"This could be an important addition to a traditional coastal industry," said Walton. "It's clean, green and energy efficient. And, it provides business opportunities to those already in the oyster industry as well as other coastal residents."
"Through proper planning, off-bottom culture can work in harmony with other water uses and users," added Supan. "It can support both part- and full-time incomes, just like natural fisheries but with greater control over the natural variability that dominates bottom harvesting."
Although this program was developed prior to the Deepwater Horizon disaster, the oil spill prompted increased interest in oyster farming.
"We have received more calls and questions about oyster farming in the last four months than we have combined over the prior 12 months," said Walton. "The spill has created a window of opportunity where traditional oystermen are eager, even desperate, to find ways to get back to working on the water as soon as possible."
"Catastrophe causes change," added Supan. "The challenge is to direct change to improve conditions, not to settle for status quo.
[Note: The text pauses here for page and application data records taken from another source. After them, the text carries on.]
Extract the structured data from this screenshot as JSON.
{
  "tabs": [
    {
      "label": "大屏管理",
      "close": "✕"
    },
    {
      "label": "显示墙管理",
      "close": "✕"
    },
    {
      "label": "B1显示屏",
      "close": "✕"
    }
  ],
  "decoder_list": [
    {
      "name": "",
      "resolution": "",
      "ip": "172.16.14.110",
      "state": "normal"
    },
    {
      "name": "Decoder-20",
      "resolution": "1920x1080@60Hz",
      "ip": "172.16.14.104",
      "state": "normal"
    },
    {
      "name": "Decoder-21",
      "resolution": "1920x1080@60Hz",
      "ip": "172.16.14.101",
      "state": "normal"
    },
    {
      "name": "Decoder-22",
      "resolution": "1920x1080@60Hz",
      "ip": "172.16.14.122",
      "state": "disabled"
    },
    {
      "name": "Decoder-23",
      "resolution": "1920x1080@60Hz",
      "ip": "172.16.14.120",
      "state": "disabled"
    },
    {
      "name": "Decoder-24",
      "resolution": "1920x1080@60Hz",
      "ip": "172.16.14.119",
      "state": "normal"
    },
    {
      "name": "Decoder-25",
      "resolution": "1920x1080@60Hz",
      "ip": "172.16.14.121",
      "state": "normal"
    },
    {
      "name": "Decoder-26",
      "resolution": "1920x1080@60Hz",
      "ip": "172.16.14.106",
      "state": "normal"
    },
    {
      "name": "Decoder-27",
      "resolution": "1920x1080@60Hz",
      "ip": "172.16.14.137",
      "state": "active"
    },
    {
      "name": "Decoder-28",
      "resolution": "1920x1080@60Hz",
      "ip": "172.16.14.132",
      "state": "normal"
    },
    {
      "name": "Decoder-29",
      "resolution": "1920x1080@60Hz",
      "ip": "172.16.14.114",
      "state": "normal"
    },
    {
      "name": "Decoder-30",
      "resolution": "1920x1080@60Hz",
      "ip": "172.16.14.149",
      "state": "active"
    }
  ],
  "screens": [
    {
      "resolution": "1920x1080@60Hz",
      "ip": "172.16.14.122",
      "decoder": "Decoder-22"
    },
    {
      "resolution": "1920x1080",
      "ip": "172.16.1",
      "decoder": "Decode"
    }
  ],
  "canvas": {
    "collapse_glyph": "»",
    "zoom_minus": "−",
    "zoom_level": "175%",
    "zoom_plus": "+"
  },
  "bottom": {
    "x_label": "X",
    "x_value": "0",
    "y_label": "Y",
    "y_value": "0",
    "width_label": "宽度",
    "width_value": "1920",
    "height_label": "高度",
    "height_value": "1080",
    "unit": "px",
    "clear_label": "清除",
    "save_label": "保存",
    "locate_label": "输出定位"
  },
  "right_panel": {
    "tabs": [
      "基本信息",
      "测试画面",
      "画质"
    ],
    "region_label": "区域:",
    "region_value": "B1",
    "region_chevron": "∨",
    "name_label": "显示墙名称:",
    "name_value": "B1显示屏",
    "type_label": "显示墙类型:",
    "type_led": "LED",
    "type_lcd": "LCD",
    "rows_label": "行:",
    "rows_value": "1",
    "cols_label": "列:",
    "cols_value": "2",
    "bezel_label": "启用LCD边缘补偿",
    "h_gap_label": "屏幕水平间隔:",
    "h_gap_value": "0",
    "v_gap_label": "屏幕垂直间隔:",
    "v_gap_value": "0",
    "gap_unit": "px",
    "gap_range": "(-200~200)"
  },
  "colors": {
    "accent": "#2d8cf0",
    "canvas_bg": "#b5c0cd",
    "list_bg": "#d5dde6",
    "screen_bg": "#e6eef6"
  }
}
This project will attempt do just that."
Both the Auburn University Shellfish Laboratory on Dauphin Island, Ala., and the Sea Grant Bivalve Hatchery at the Louisiana Department of Wildlife and Fisheries, or LDWF, Marine Research Laboratory on Grand Isle, La., will provide oyster seed for this tri-state project.
The project is funded through the Louisiana Sea Grant College Program at LSU and the Mississippi-Alabama Sea Grant Consortium by the National Sea Grant College Program's Marine Aquaculture Initiative, a national grant competition. LDWF's Fisheries Research Laboratory in Grand Isle provides research and hatchery space to researchers from the Louisiana Sea Grant. LDWF officials are also working with officials in Plaquemines Parish to develop plans for a facility that would provide space for oyster spat, oysters in the larval stage, to develop before they are utilized by industry.
"Louisiana's oyster fishery has been hit with major natural and man-made disasters in the last five years and has grown wiser for it," said LDWF Assistant Secretary Randy Pausina. "We are thrilled that Louisiana Sea Grant and researchers at Auburn University have worked so diligently to develop new methods for safeguarding and developing our oyster reefs along the coast. Our department is going to work side-by-side with the industry and researchers to help ensure the success of our oyster fishery."
Provided by Louisiana State University
"New oyster farming technique increases productivity, offers entrepreneurial opportunities." November 22nd, 2010. http://phys.org/news/2010-11-oyster-farming-technique-productivity-entrepreneurial.html